* Instructions to follow
Across the records that follow, determine how many lines contain "name" and give only the resulting number.

* Provided entries
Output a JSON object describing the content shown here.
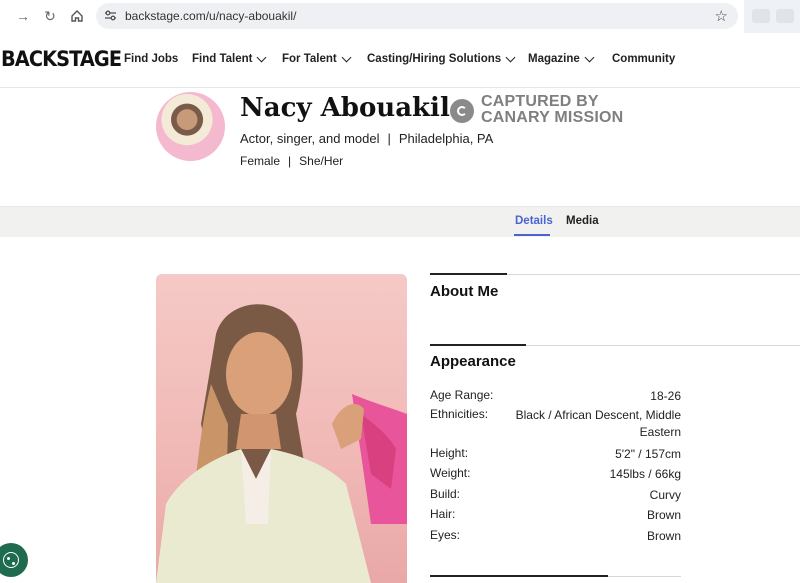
{
  "browser": {
    "url": "backstage.com/u/nacy-abouakil/"
  },
  "site": {
    "logo": "BACKSTAGE",
    "nav": [
      {
        "label": "Find Jobs",
        "dropdown": false
      },
      {
        "label": "Find Talent",
        "dropdown": true
      },
      {
        "label": "For Talent",
        "dropdown": true
      },
      {
        "label": "Casting/Hiring Solutions",
        "dropdown": true
      },
      {
        "label": "Magazine",
        "dropdown": true
      },
      {
        "label": "Community",
        "dropdown": false
      }
    ]
  },
  "profile": {
    "name": "Nacy Abouakil",
    "badge_line1": "CAPTURED BY",
    "badge_line2": "CANARY MISSION",
    "occupation": "Actor, singer, and model",
    "location": "Philadelphia, PA",
    "gender": "Female",
    "pronouns": "She/Her",
    "separator": "|"
  },
  "tabs": [
    {
      "label": "Details",
      "active": true
    },
    {
      "label": "Media",
      "active": false
    }
  ],
  "about": {
    "title": "About Me"
  },
  "appearance": {
    "title": "Appearance",
    "rows": [
      {
        "label": "Age Range:",
        "value": "18-26"
      },
      {
        "label": "Ethnicities:",
        "value": "Black / African Descent, Middle Eastern"
      },
      {
        "label": "Height:",
        "value": "5'2\" / 157cm"
      },
      {
        "label": "Weight:",
        "value": "145lbs / 66kg"
      },
      {
        "label": "Build:",
        "value": "Curvy"
      },
      {
        "label": "Hair:",
        "value": "Brown"
      },
      {
        "label": "Eyes:",
        "value": "Brown"
      }
    ]
  },
  "colors": {
    "accent": "#4a63d1",
    "tab_bar": "#f1f1ef",
    "cookie": "#1f6b4f"
  }
}
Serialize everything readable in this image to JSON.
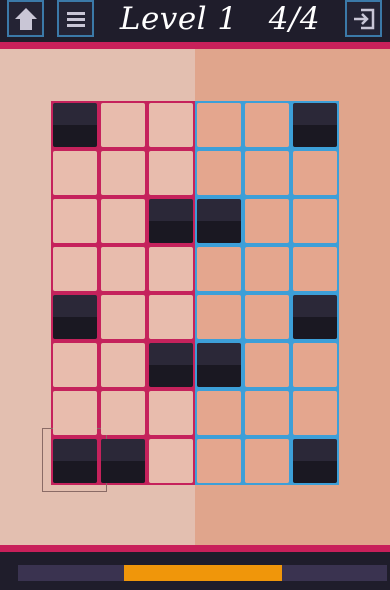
{
  "header": {
    "title": "Level 1   4/4",
    "buttons": [
      {
        "name": "home",
        "icon": "home-icon"
      },
      {
        "name": "menu",
        "icon": "menu-icon"
      },
      {
        "name": "exit",
        "icon": "exit-icon"
      }
    ]
  },
  "board": {
    "columns": 6,
    "rows": 8,
    "left_zone_color": "#e3bfb0",
    "right_zone_color": "#e0a58c",
    "left_border_color": "#c5225c",
    "right_border_color": "#3d9fd8",
    "dark_tile_color": "#1d1a26",
    "dark_cells": [
      [
        0,
        0
      ],
      [
        0,
        5
      ],
      [
        2,
        2
      ],
      [
        2,
        3
      ],
      [
        4,
        0
      ],
      [
        4,
        5
      ],
      [
        5,
        2
      ],
      [
        5,
        3
      ],
      [
        7,
        0
      ],
      [
        7,
        1
      ],
      [
        7,
        5
      ]
    ],
    "cursor_icon": "pointer-cursor-icon"
  },
  "progress": {
    "start_fraction": 0.287,
    "end_fraction": 0.715,
    "fill_color": "#f0960a",
    "track_color": "#3a3350"
  }
}
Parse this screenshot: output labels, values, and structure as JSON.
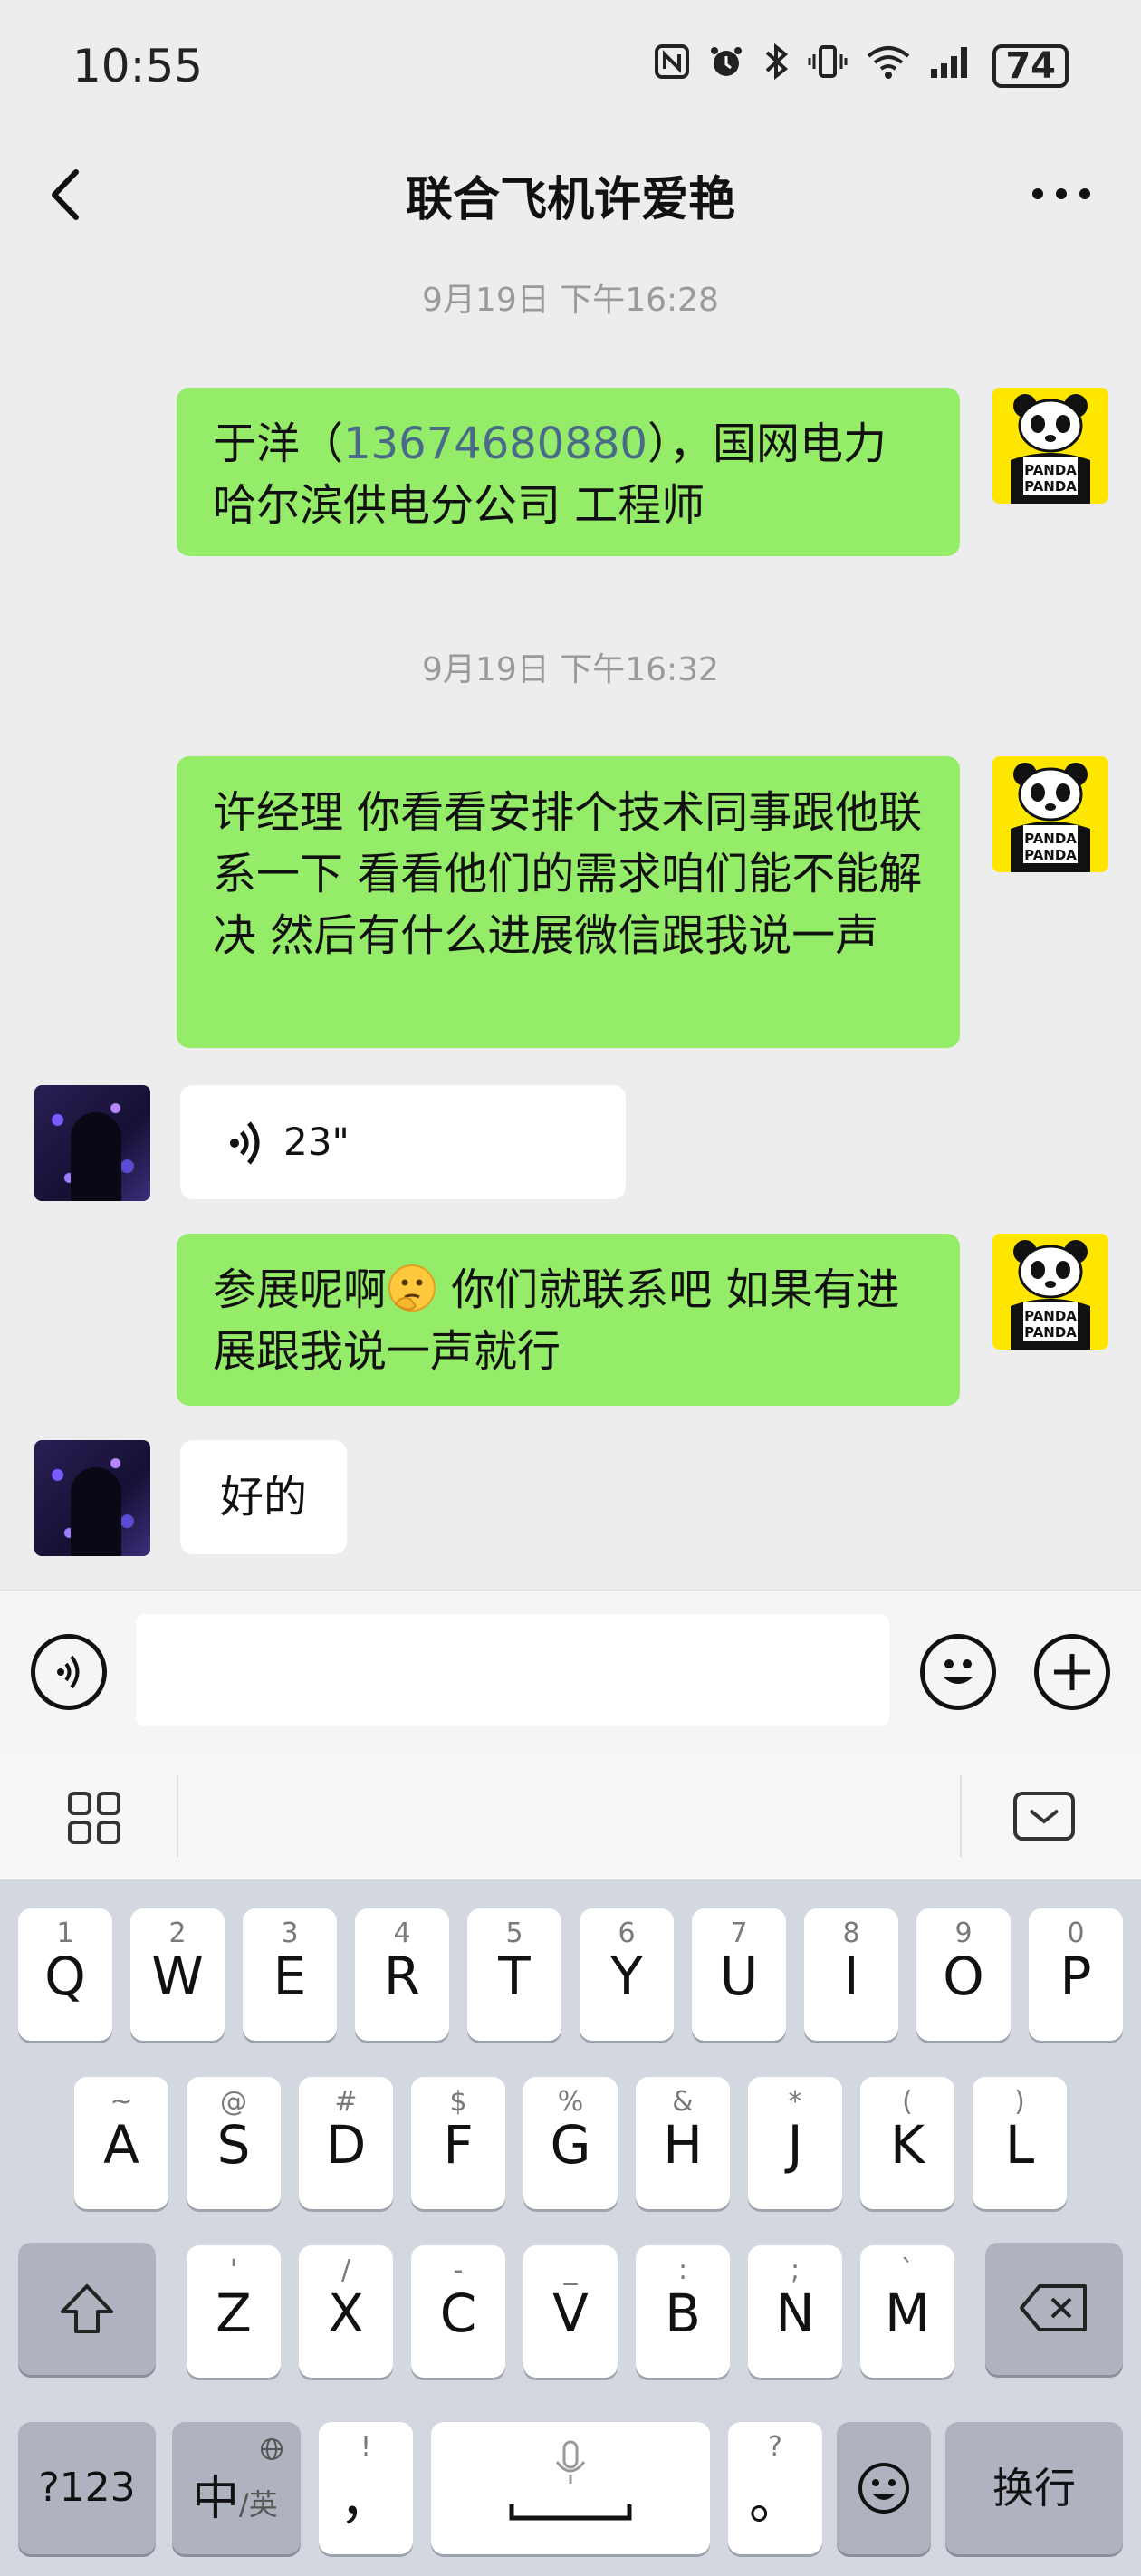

* Result below
4